* _EXERCISE_
In the entries that follow, find each line with the word "HVAC" and copy it.

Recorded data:
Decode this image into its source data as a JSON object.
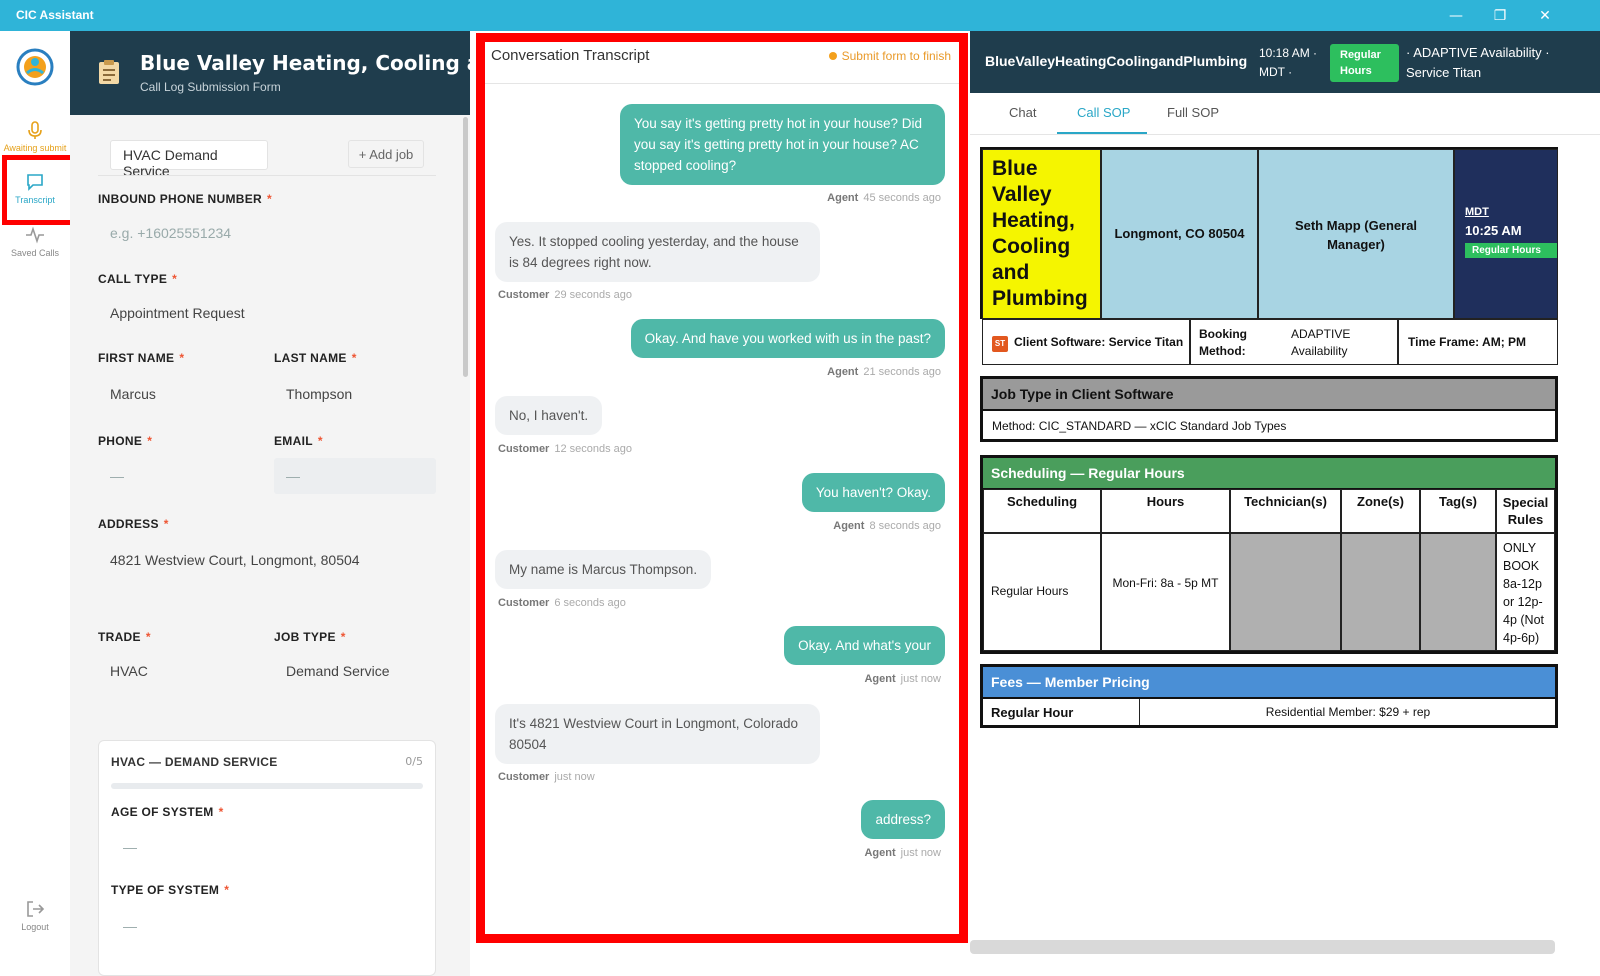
{
  "app": {
    "title": "CIC Assistant"
  },
  "rail": {
    "items": [
      {
        "label": "Awaiting submit"
      },
      {
        "label": "Transcript"
      },
      {
        "label": "Saved Calls"
      },
      {
        "label": "Logout"
      }
    ]
  },
  "form": {
    "company": "Blue Valley Heating, Cooling and Plumbing",
    "subtitle": "Call Log Submission Form",
    "job_tab": "HVAC Demand Service",
    "add_job": "+ Add job",
    "fields": {
      "inbound_phone": {
        "label": "INBOUND PHONE NUMBER",
        "placeholder": "e.g. +16025551234"
      },
      "call_type": {
        "label": "CALL TYPE",
        "value": "Appointment Request"
      },
      "first_name": {
        "label": "FIRST NAME",
        "value": "Marcus"
      },
      "last_name": {
        "label": "LAST NAME",
        "value": "Thompson"
      },
      "phone": {
        "label": "PHONE",
        "value": "—"
      },
      "email": {
        "label": "EMAIL",
        "value": "—"
      },
      "address": {
        "label": "ADDRESS",
        "value": "4821 Westview Court, Longmont, 80504"
      },
      "trade": {
        "label": "TRADE",
        "value": "HVAC"
      },
      "job_type": {
        "label": "JOB TYPE",
        "value": "Demand Service"
      }
    },
    "required_mark": "*",
    "service_card": {
      "title": "HVAC — DEMAND SERVICE",
      "count": "0/5",
      "progress": 0,
      "age": {
        "label": "AGE OF SYSTEM",
        "value": "—"
      },
      "type": {
        "label": "TYPE OF SYSTEM",
        "value": "—"
      }
    }
  },
  "transcript": {
    "title": "Conversation Transcript",
    "status": "Submit form to finish",
    "messages": [
      {
        "role": "Agent",
        "text": "You say it's getting pretty hot in your house? Did you say it's getting pretty hot in your house? AC stopped cooling?",
        "time": "45 seconds ago"
      },
      {
        "role": "Customer",
        "text": "Yes. It stopped cooling yesterday, and the house is 84 degrees right now.",
        "time": "29 seconds ago"
      },
      {
        "role": "Agent",
        "text": "Okay. And have you worked with us in the past?",
        "time": "21 seconds ago"
      },
      {
        "role": "Customer",
        "text": "No, I haven't.",
        "time": "12 seconds ago"
      },
      {
        "role": "Agent",
        "text": "You haven't? Okay.",
        "time": "8 seconds ago"
      },
      {
        "role": "Customer",
        "text": "My name is Marcus Thompson.",
        "time": "6 seconds ago"
      },
      {
        "role": "Agent",
        "text": "Okay. And what's your",
        "time": "just now"
      },
      {
        "role": "Customer",
        "text": "It's 4821 Westview Court in Longmont, Colorado 80504",
        "time": "just now"
      },
      {
        "role": "Agent",
        "text": "address?",
        "time": "just now"
      }
    ]
  },
  "sop": {
    "header": {
      "company": "BlueValleyHeatingCoolingandPlumbing",
      "time": "10:18 AM ·",
      "tz": "MDT ·",
      "badge": "Regular Hours",
      "availability": "· ADAPTIVE Availability ·",
      "software": "Service Titan"
    },
    "tabs": [
      "Chat",
      "Call SOP",
      "Full SOP"
    ],
    "active_tab": "Call SOP",
    "info": {
      "company": "Blue Valley Heating, Cooling and Plumbing",
      "location": "Longmont, CO 80504",
      "manager": "Seth Mapp (General Manager)",
      "tz": "MDT",
      "time": "10:25 AM",
      "hours_badge": "Regular Hours",
      "software_icon": "ST",
      "software": "Client Software: Service Titan",
      "booking_label": "Booking Method:",
      "booking_value": "ADAPTIVE Availability",
      "timeframe": "Time Frame: AM; PM"
    },
    "job_type": {
      "title": "Job Type in Client Software",
      "method": "Method: CIC_STANDARD — xCIC Standard Job Types"
    },
    "scheduling": {
      "title": "Scheduling — Regular Hours",
      "columns": [
        "Scheduling",
        "Hours",
        "Technician(s)",
        "Zone(s)",
        "Tag(s)",
        "Special Rules"
      ],
      "row": {
        "scheduling": "Regular Hours",
        "hours": "Mon-Fri: 8a - 5p MT",
        "special": "ONLY BOOK 8a-12p or 12p-4p (Not 4p-6p)"
      }
    },
    "fees": {
      "title": "Fees — Member Pricing",
      "label": "Regular Hour",
      "value": "Residential Member: $29 + rep"
    }
  },
  "colors": {
    "titlebar": "#2fb4d8",
    "header_dark": "#1f3d4d",
    "agent_bubble": "#4fb8a8",
    "highlight": "#ff0000",
    "regular_badge": "#2dbf5e",
    "scheduling_header": "#4a9e5c",
    "fees_header": "#4a8fd6",
    "company_yellow": "#f5f500",
    "info_blue": "#a8d4e3"
  }
}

* _WRITTEN SOLUTION_
    "job_tab": "HVAC Demand Service",
        "value": "HVAC"
      "title": "HVAC — DEMAND SERVICE",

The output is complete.